The Present Music Sunday afternoon Thanksgiving concert at the Cathedral of St. John the Evangelist was thoughtful, engaging, and even inspiring, emphasizing choral music and featuring various performers from the community, as has been the custom for this event.
The premiere of a stirring new piece commissioned by Present Music was the highlight. Brooklyn based composer Christopher Cerrone (b. 1984) chose lyrical poetry full of imagery by James Wright to set for the seven movements of The Brand Will Not Break, for voices, piano, string quartet and percussion. Cerrone’s writing for voices is remarkable, a talent few composers possess. He works simple material as it is repeated, layering it, changing its harmony, texture and context. Each movement was an evolving sonic journey.
The moody contemplation at times rose to grand climaxes. The last movement is the gentle optimism of a nature scene on a Minnesota prairie. I can’t remember the last time I felt so wiped out by music, almost moved to sobs as the Hearing Voices ensemble of eight singers built to a relentless crescendo. The audience responded with an unusually long ovation.
Organist Karen Beaumont raised the rafters with the ecstatic energy of Jehan Alain’s Litanies. Caroline Shaw’s From Rivers was catchy, friendly and very attractive, sung by the fresh voices of the Arrowhead High School Choir and their teacher Grace Bielski as soloist.
Composer Robert Honstein (b. 1980) created the luscious, modal O Lucidissima Apostolorum turba, for voices, cello and organ, based on a 12th century chant by Hildegard von Bingen. The beautiful singing of the Hearing Voices ensemble and Collegium Ladyes was joined by the free and expressive sound of soprano soloist Chelsie Propst.

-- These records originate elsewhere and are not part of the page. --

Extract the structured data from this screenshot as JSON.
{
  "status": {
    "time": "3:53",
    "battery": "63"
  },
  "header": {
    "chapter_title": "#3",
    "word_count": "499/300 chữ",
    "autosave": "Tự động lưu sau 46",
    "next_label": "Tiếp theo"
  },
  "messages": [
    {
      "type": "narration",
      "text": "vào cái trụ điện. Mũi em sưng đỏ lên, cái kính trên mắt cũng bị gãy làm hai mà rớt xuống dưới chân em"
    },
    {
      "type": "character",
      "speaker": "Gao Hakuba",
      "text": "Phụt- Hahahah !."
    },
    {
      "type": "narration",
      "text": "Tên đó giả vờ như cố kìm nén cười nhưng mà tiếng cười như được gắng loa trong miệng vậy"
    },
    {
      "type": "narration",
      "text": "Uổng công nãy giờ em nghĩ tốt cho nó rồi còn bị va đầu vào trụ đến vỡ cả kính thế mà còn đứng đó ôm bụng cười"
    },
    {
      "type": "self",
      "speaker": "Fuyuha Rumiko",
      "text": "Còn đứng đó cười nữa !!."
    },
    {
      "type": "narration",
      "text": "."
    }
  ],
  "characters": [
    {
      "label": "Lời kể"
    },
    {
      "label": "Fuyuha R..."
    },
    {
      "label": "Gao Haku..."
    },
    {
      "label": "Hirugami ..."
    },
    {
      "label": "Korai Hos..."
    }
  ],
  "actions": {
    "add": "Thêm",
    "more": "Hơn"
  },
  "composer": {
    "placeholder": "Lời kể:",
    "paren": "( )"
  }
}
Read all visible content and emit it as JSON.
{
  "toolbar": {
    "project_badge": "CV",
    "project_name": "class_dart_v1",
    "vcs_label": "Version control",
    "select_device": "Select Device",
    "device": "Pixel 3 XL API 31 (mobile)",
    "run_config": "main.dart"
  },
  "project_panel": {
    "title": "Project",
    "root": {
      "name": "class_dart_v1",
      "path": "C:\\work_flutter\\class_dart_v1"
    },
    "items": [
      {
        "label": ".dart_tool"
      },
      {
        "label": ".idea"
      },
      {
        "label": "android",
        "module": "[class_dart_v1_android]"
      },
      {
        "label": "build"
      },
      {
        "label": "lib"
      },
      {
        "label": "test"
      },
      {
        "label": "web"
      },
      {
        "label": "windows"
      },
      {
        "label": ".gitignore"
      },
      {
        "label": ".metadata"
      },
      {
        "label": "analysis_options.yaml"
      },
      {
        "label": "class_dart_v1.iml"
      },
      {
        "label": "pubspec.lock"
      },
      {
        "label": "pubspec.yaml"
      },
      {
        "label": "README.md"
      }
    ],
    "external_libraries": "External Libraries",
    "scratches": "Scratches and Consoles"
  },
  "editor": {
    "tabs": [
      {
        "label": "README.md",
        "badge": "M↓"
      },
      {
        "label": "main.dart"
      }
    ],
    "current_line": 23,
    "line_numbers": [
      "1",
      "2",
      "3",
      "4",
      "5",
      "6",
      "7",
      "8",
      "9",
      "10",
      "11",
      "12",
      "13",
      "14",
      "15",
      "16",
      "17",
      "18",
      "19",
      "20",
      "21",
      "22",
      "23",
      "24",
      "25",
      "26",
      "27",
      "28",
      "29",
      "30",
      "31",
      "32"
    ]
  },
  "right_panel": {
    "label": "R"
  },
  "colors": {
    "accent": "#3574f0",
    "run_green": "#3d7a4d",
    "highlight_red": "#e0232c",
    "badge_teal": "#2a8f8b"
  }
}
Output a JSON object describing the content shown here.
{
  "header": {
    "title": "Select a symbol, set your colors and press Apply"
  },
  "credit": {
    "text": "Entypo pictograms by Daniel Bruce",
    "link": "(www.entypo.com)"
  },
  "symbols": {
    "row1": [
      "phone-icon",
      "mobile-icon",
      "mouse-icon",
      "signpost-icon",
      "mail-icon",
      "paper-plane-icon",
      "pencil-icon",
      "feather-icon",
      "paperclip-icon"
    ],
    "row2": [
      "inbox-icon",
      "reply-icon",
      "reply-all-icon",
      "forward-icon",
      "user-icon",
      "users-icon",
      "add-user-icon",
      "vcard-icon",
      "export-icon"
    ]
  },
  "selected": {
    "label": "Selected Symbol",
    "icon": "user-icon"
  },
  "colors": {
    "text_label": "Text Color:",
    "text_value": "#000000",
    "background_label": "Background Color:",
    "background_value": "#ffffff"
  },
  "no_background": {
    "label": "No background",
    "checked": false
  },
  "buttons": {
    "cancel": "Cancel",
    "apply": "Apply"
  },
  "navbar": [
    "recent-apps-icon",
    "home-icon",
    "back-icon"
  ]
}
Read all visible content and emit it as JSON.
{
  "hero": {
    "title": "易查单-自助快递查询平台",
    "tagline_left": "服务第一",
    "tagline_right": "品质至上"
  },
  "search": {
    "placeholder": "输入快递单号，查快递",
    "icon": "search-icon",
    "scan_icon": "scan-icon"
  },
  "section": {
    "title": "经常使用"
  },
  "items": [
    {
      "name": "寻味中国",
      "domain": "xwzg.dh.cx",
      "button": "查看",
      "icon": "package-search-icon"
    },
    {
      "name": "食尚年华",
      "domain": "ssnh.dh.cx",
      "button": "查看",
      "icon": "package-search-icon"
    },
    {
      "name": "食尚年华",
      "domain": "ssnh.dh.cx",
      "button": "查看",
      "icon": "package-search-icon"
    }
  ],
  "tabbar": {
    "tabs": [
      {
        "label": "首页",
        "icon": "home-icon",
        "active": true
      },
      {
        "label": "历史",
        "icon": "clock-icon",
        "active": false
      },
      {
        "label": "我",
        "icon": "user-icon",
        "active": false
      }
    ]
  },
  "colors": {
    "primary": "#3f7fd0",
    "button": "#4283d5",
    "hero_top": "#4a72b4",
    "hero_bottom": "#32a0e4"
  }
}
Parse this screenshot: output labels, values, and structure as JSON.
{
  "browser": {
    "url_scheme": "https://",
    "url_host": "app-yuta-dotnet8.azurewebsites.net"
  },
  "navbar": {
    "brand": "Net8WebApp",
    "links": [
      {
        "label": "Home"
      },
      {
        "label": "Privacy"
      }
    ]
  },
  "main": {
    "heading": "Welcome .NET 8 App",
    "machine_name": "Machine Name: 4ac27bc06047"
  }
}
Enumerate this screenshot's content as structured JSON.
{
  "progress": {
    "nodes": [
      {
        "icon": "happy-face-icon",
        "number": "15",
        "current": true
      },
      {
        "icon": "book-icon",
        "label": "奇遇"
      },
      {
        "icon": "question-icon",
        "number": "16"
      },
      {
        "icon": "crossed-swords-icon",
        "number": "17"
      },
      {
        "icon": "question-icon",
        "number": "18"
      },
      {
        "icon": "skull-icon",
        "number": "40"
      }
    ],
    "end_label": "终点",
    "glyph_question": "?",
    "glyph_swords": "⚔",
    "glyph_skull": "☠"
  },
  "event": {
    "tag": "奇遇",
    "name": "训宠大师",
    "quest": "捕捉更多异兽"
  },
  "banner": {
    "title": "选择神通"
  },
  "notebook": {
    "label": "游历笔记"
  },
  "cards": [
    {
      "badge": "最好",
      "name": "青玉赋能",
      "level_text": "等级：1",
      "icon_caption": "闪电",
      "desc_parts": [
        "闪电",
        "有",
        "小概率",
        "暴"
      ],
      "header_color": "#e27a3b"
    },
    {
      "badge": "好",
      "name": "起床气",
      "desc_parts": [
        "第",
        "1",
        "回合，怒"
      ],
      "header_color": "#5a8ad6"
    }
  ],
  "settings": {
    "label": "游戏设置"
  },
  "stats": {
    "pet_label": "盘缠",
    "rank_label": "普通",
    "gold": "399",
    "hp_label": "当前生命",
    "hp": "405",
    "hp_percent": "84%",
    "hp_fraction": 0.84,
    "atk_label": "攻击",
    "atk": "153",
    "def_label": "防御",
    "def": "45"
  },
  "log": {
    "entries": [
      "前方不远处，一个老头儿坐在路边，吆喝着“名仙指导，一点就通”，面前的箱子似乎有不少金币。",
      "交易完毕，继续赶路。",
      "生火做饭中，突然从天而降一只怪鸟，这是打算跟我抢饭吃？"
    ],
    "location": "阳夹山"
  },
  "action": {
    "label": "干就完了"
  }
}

John Cage’s Apartment House 1776 was marvelously fun cacophony, with the stately contralto of Laura Snyder, various choruses, instrumental soloists and ensembles each doing its own music, like listening to 20 radio stations at once. The Bucks Native American Singing and Drumming Group, a PM tradition, began and ended the program in rousing fashion. Artistic director Kevin Stalheim deserves enormous credit for conducting the program, and even more for putting this terrific concert together.